Cancers of the reproductive system affect both men and women. Women can suffer from the abnormal growth of cells in their breasts, vagina, cervix, uterus, and ovaries to name the major organs which are affected. Men can suffer from breast cancer and testicular cancer as well as cancer of the prostate or other organs in their reproductive system.
Testicular cancers are those that affect the testes or testicles of a man’s reproductive system. The testicles reside in the scrotal sac and function to produce sperm and hormones that control the male secondary sexual characteristics, mainly testerone.
When cancers develop in the testicular system there are several different cells that can grow unchecked. In a many of the instances the cells also produce hormones. These hormones give the oncologist a clue as to which cancer cells are growing and therefore the type of treatment protocols which should be followed.
Oncologists will order blood tests that include measurements of human chorionic gonadotropin (HCG) and alpha-fetoprotein as well as the enzyme LDH. If the hormones exists alone, together or in some combination the oncologist will have the best idea about the type of cells and the hormones they produce.
In these cases the hormones are estrogen type hormones. This means that the hormones are female in origin and can cause feminine reactions in the male body. Some of the hormones produced are also androgenic in nature – such as the HCG – or male in nature. This means that if the cancer cells secrete androgen hormones in a man there won’t be any secondary changes.
Breast cancers in men also respond to the addition of estrogen in the body by growing larger. In men, abnormal growth of the breast tissue can be benign or one of several different types of cancer cells. But breast cancer in men is rare, accounting for only 1% of all reported breast cancers.
Some of the risk factors for breast cancer in men include obesity, a predisposition in the family, excessive weight, liver disease, radiation exposure, age, Klinefelter’s syndrome or exposure to estrogen. Many of the risk factors for breast cancer in men include the increased levels of estrogen or decreased levels of androgens.
Men who carry extra fat cells find that the fat converts the androgens to estrogens. Men who have Klinefelter’s syndrome have an extra X chromosome that increases the production of estrogen in the body and liver disease will also decrease the androgen activity and increase the estrogen levels.
Through an increase of estrogen levels men are at an increased risk of developing breast cancer. This increased exposure can also be a result of the hormones that are secreted from the cells that cause the testicular cancer.
Men are encouraged to do frequent testicular examinations to increase the likelihood that they will find an abnormality in their testicles prior to the cancer spreading to other parts of their body.
American Cancer Society: Testicular Cancer

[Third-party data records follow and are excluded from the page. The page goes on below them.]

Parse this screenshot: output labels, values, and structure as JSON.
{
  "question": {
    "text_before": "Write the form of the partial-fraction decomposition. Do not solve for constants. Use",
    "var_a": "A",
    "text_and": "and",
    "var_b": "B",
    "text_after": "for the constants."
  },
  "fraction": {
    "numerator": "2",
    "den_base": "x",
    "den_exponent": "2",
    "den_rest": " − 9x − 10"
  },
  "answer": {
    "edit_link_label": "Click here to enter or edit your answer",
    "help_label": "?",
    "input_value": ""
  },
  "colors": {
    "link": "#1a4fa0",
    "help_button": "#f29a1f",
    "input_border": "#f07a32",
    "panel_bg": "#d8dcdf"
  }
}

American Cancer Society: Breast Cancer in Men
American Cancer Society: What happens after Treatment
Cancer REsearch UK: Testicular Cancer Risks and Causes
OncoLink: Testicular Cancer
National Cancer insitute: Testicular Cancer Screening